USRA’s involvement with STEMaction began in 2016 when Leadership Howard County President and CEO Stacie Hunt introduced USRA’s Vice President for Corporate Strategy and Development Vince DeFrancisci (Class of 2016) to Duncan.
“STEMaction was looking for a home for kids to build, practice and prepare for competitions,” DeFrancisci said, which led to the dedication of an 18,000-square-foot facility on USRA property for that purpose.
Now renamed the USRA STEMaction Center, the facility houses four practice areas and includes a large robotics practice field that is on loan from the NASA Robotics Alliance Project.
“The result is that STEMaction will dissolve its status as a 501(c)(3) organization, and USRA will assume all responsibility for its programs,” DeFrancisci said. “We are now affiliates in Maryland for the FIRST Tech Challenge and the FIRST Lego League Junior Program.”
USRA will continue to offer robotics programs at the center.
“One of our goals is to build a concept called The Garage,” DeFrancisci said, a combination machine shop and design space where middle school and high school students can do hands-on work designing objects like CubeSats, drones and other trendy technologies that have captured the imaginations of young inventors and innovators. “They will have the chance to work on the fabrication right here.”
USRA’s involvement will also free up STEMaction’s volunteers from their side roles as fiscal agents, which required them to pursue sponsorships and donations as well as make payments to support the program.
Looking ahead, DeFrancisci said USRA is looking to expand into other programs beyond those STEMaction is currently involved in.

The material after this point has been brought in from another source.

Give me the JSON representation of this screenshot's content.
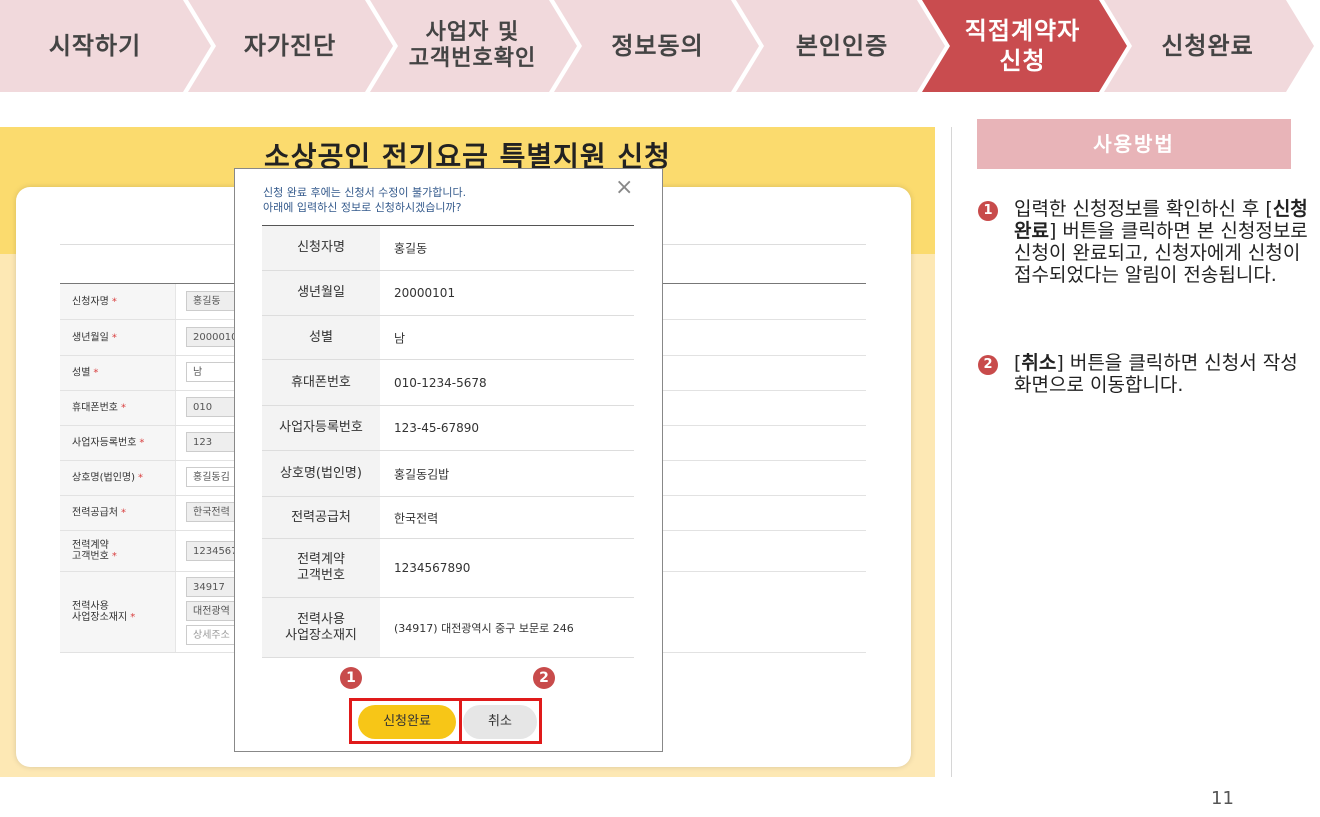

“We could look into expanding in the District of Columbia or Virginia, and perhaps other states, three-to-five years down the road,” he said. “Right now, our strategic plan is to get the right resources and reach out to underserved areas, like Baltimore City, in the hope of attracting inner city students who don’t have the same opportunities to pursue these STEM interests as students in Howard County.”
The exact details are still a work in progress, but could take the form of multi-day camps, provided organizers find a way to iron out the challenges tied to transporting and feeding participants.
“We’d ultimately like to develop a four-to-six-week summer program around the robotics program that would take place in The Garage after we get it built,” DeFrancisci said.
One of the biggest keys to continued program success is securing the support of passionate volunteers, which hasn’t been difficult in a tech-saturated environment.
“Over the last year, I’ve worked with about 1,600 event volunteers, not including mentors, for the four different programs,” said STEMaction Volunteer Director Jenny Beatty. “That’s about 800 volunteers who are working with the 20 or so teams involved with the two different programs sponsored here at USRA.”
Those volunteers helped provide support at more than 50 events this year for both technical and non-engineering support, including program management, fundraising and making elevator pitches to potential donors and sponsors.
“We’ve received solid support from the Howard County Economic Development Authority, Howard County Executive Allan Kittleman and even people from the Goddard Space Flight Center,” Beatty said.
“We are excited to play a part in educating our community’s young people and to further Maryland’s attractiveness for innovation and future leadership in STEM,” DeFrancisci said.
“We’re extremely pleased that this integration is happening,” said Duncan. “I’m looking forward to the great things that I know will be coming out of this decision in the years to come.”